The daguerreotype camera, made by French firm Susse Freres no later than 1839, was found in a German attic and sold at a Vienna auction house.
Bids came from around the world for the daguerreotype, said by an expert to be the only remaining Susse Freres model.
The daguerreotype process, only perfected in 1839, was judged the first viable form of commercial photography.
The head of the Vienna auction house said he was convinced the piece was from the earliest years of popular photography.
"I was of course shocked because every camera dealer dreams of one day owning a daguerreotype camera," said Peter Coeln.

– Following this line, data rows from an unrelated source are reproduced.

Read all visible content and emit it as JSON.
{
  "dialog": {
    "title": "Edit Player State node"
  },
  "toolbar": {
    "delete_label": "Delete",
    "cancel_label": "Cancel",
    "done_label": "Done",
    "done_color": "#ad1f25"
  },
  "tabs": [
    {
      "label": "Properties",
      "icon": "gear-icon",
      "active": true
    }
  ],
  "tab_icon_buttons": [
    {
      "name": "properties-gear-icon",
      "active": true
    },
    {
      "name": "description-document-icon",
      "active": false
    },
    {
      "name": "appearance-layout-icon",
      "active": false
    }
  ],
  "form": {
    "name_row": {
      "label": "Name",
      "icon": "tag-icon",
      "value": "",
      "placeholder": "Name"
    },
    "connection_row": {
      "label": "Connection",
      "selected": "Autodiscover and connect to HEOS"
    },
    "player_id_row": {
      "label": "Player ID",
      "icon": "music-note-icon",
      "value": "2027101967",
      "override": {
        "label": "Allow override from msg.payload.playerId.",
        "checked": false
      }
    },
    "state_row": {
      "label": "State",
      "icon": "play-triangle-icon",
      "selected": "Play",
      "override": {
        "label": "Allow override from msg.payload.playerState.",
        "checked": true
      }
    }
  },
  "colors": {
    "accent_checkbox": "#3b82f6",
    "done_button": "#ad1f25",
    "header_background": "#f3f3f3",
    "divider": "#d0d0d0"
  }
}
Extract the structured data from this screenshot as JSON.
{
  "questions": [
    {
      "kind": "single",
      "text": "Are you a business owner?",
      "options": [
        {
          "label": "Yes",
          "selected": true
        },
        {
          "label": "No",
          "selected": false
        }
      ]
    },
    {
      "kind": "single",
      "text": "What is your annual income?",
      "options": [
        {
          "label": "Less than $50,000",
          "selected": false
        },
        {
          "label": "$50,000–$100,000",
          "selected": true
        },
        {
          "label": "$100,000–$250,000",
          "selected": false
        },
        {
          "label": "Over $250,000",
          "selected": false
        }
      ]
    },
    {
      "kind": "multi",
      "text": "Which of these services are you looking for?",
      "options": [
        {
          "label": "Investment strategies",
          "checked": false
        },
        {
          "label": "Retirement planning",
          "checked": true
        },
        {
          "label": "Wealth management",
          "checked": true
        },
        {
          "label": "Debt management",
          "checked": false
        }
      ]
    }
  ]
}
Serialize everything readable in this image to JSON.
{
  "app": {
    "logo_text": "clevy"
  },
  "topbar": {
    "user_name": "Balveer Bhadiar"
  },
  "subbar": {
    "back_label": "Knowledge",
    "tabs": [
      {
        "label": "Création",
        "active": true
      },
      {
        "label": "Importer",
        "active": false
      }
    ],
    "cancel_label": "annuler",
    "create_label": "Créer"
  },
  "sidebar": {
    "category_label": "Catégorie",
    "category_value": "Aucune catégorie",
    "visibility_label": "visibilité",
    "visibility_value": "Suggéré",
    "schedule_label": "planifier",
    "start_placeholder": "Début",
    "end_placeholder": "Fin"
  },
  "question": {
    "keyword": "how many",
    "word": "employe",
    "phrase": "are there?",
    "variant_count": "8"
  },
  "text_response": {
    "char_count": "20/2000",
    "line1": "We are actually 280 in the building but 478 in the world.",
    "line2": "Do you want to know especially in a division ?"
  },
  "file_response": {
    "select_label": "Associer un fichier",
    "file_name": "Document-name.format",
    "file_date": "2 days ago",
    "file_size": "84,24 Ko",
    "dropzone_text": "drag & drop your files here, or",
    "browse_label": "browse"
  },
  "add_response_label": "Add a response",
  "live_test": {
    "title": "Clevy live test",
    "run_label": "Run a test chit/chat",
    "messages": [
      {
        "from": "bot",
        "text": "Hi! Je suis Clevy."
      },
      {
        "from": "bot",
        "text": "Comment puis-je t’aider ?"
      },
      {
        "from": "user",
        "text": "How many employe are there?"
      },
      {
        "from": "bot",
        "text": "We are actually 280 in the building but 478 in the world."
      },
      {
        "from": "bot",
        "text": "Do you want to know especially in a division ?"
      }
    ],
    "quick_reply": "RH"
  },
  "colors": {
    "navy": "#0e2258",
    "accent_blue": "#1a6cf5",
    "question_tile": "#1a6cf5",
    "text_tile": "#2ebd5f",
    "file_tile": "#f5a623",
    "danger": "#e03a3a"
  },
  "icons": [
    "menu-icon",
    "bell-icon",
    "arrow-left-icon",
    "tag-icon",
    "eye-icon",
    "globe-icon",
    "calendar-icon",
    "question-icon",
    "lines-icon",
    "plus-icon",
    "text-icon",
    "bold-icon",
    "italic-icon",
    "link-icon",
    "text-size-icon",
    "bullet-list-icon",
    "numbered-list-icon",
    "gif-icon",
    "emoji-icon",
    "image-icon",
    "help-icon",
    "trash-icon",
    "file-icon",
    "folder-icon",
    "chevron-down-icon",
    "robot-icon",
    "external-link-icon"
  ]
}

The daguerreotype was named after the man who invented the process, Frenchman Louis Daguerre.
Each daguerreotype developed a positive image - not a negative, like later photographic processes - on a plate of mirror-polished silver, and did not allow for any reproductions.
But the relative speed of the process compared to previous techniques made the daguerreotype the first kind of "popular" photography, and was particularly suited to portraits.
The first photograph of Abraham Lincoln was believed to have been taken using a daguerreotype, in the 1840s.
Today few daguerreotypes survive intact in private hands, and the discovery of the Susse Freres model, in a Munich loft where it had lain undisturbed since 1940, prompted a frenzy of interest.